*Edit: To heck with it, I'm making Legendary after all.

Friday, September 12, 2014

Music = Magic

(I know I should be working on any number of other projects right now, but this is one of those “Write it down or I’ll forget it” things – and the best place to keep things I don’t want to forget is one the blog.)

Since Jem and the Holograms is one of Robin’s favorite childhood cartoons and Beck: Mongolian Chop Squad is one of her favorite anime, I have, from time to time, contemplated running a campaign about musicians.  Attempts so far have not been particularly successful, but I think I might have figured out how to make it work.
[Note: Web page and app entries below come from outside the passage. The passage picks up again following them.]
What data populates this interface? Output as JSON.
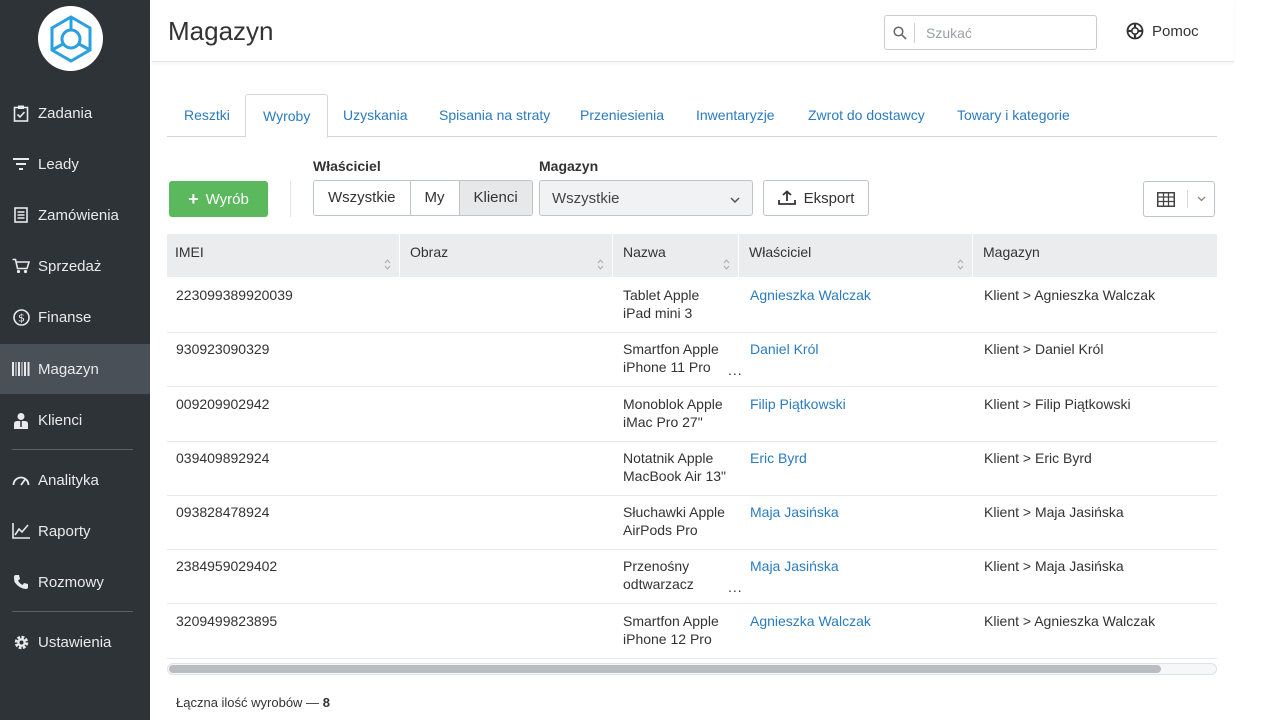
{
  "sidebar": {
    "items": [
      {
        "label": "Zadania",
        "icon": "clipboard-icon"
      },
      {
        "label": "Leady",
        "icon": "filter-icon"
      },
      {
        "label": "Zamówienia",
        "icon": "orders-icon"
      },
      {
        "label": "Sprzedaż",
        "icon": "cart-icon"
      },
      {
        "label": "Finanse",
        "icon": "dollar-icon"
      },
      {
        "label": "Magazyn",
        "icon": "barcode-icon"
      },
      {
        "label": "Klienci",
        "icon": "client-icon"
      },
      {
        "label": "Analityka",
        "icon": "gauge-icon"
      },
      {
        "label": "Raporty",
        "icon": "chart-icon"
      },
      {
        "label": "Rozmowy",
        "icon": "phone-icon"
      },
      {
        "label": "Ustawienia",
        "icon": "gear-icon"
      }
    ]
  },
  "header": {
    "title": "Magazyn",
    "search_placeholder": "Szukać",
    "help_label": "Pomoc"
  },
  "tabs": [
    "Resztki",
    "Wyroby",
    "Uzyskania",
    "Spisania na straty",
    "Przeniesienia",
    "Inwentaryzje",
    "Zwrot do dostawcy",
    "Towary i kategorie"
  ],
  "toolbar": {
    "add_label": "Wyrób",
    "owner_label": "Właściciel",
    "owner_options": [
      "Wszystkie",
      "My",
      "Klienci"
    ],
    "warehouse_label": "Magazyn",
    "warehouse_value": "Wszystkie",
    "export_label": "Eksport"
  },
  "table": {
    "columns": [
      "IMEI",
      "Obraz",
      "Nazwa",
      "Właściciel",
      "Magazyn"
    ],
    "rows": [
      {
        "imei": "223099389920039",
        "name1": "Tablet Apple",
        "name2": "iPad mini 3",
        "owner": "Agnieszka Walczak",
        "warehouse": "Klient > Agnieszka Walczak",
        "ellipsis": ""
      },
      {
        "imei": "930923090329",
        "name1": "Smartfon Apple",
        "name2": "iPhone 11 Pro",
        "owner": "Daniel Król",
        "warehouse": "Klient > Daniel Król",
        "ellipsis": "..."
      },
      {
        "imei": "009209902942",
        "name1": "Monoblok Apple",
        "name2": "iMac Pro 27\"",
        "owner": "Filip Piątkowski",
        "warehouse": "Klient > Filip Piątkowski",
        "ellipsis": ""
      },
      {
        "imei": "039409892924",
        "name1": "Notatnik Apple",
        "name2": "MacBook Air 13\"",
        "owner": "Eric Byrd",
        "warehouse": "Klient > Eric Byrd",
        "ellipsis": ""
      },
      {
        "imei": "093828478924",
        "name1": "Słuchawki Apple",
        "name2": "AirPods Pro",
        "owner": "Maja Jasińska",
        "warehouse": "Klient > Maja Jasińska",
        "ellipsis": ""
      },
      {
        "imei": "2384959029402",
        "name1": "Przenośny",
        "name2": "odtwarzacz",
        "owner": "Maja Jasińska",
        "warehouse": "Klient > Maja Jasińska",
        "ellipsis": "..."
      },
      {
        "imei": "3209499823895",
        "name1": "Smartfon Apple",
        "name2": "iPhone 12 Pro",
        "owner": "Agnieszka Walczak",
        "warehouse": "Klient > Agnieszka Walczak",
        "ellipsis": ""
      }
    ]
  },
  "footer": {
    "label": "Łączna ilość wyrobów —",
    "count": "8"
  },
  "colors": {
    "sidebar_bg": "#2e3338",
    "sidebar_active": "#4a5057",
    "accent": "#2a7bc0",
    "add_button": "#5cb85c",
    "logo_blue": "#2aa0e0"
  }
}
Music = Magic

Not (necessarily) in the D&D bardic style, but rather in using the mechanics of spellcasting in order to simulate the drama and challenge of performing.  It seems to me that the music itself should be some sort of mini-game with its own evocative flavor, rather than being a dull series of skill checks.  There should be some magic to making music, and an obvious way to do that in a tabletop RPG is to use the game’s magic system.
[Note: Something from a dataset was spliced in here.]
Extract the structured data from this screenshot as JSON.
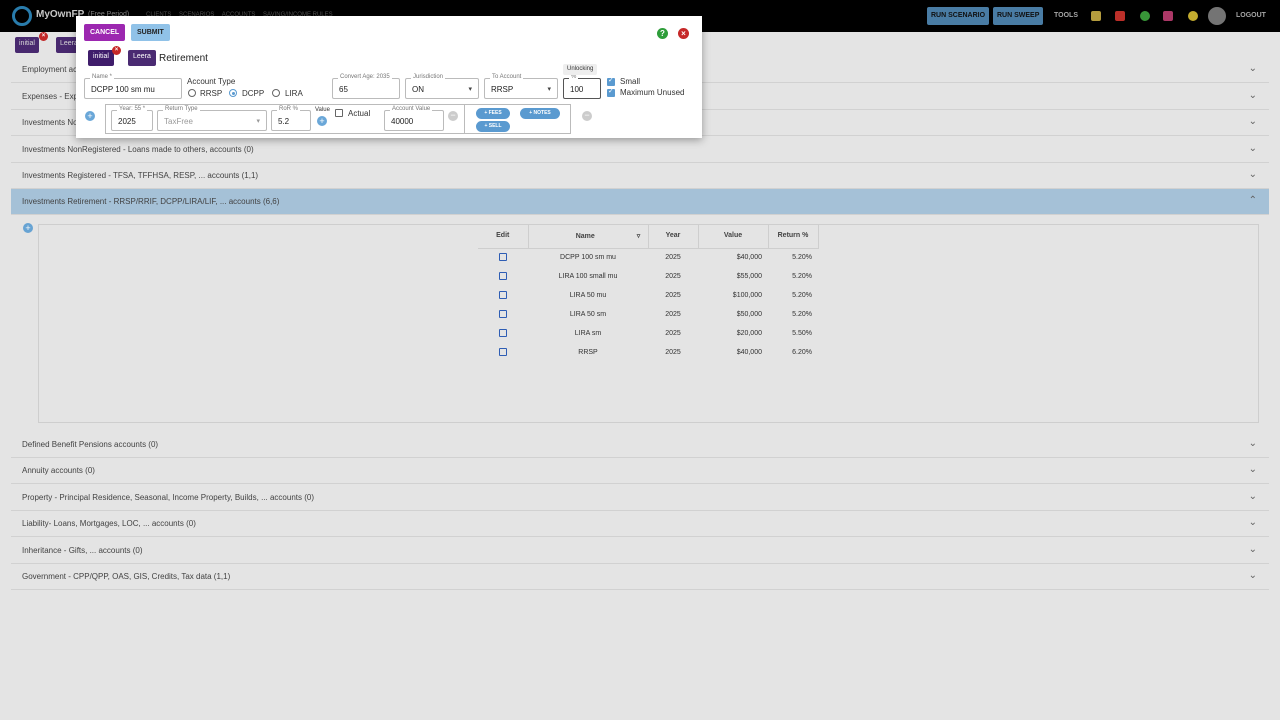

(Alternatively, of course, we could always bust out the karaoke machine or LEGO Rock Band, but that has its own limitations.)

I’m just tossing out ideas here – I would certainly not claim to have the whole thing thought through – but…


Actually, doing “magic songs” could be perfect for Jem.  Let’s think about that for a moment in Savage Worlds terms.  Got an orphan who is down in the dumps because peer pressure’s getting to her?  That’s being Fatigued and can be cured by a song of succor.  Want to race in the Indy 500 in order to show up your rival?  Sing a thrashing song of speed to get your car moving or boost/lower trait in order to boost your Driving skill so you don’t crash into a wall.  Want to jumpstart a new romance?  That would be… Umm… We’re going to need a few new powers.

Concerts could be a way to earn Power Points or Bennies.  Maybe they’re essentially rituals?  There should be some reward system where the difficulty of the set list (or successes for invoking certain effects) grants extra benefits.  Maybe they’re used to generate Fame points for something similar to Pirates of the Spanish Main’s fame/infamy scale…

Dang it.  I think I’m on to something.  Too bad I don’t have the time to work it up properly.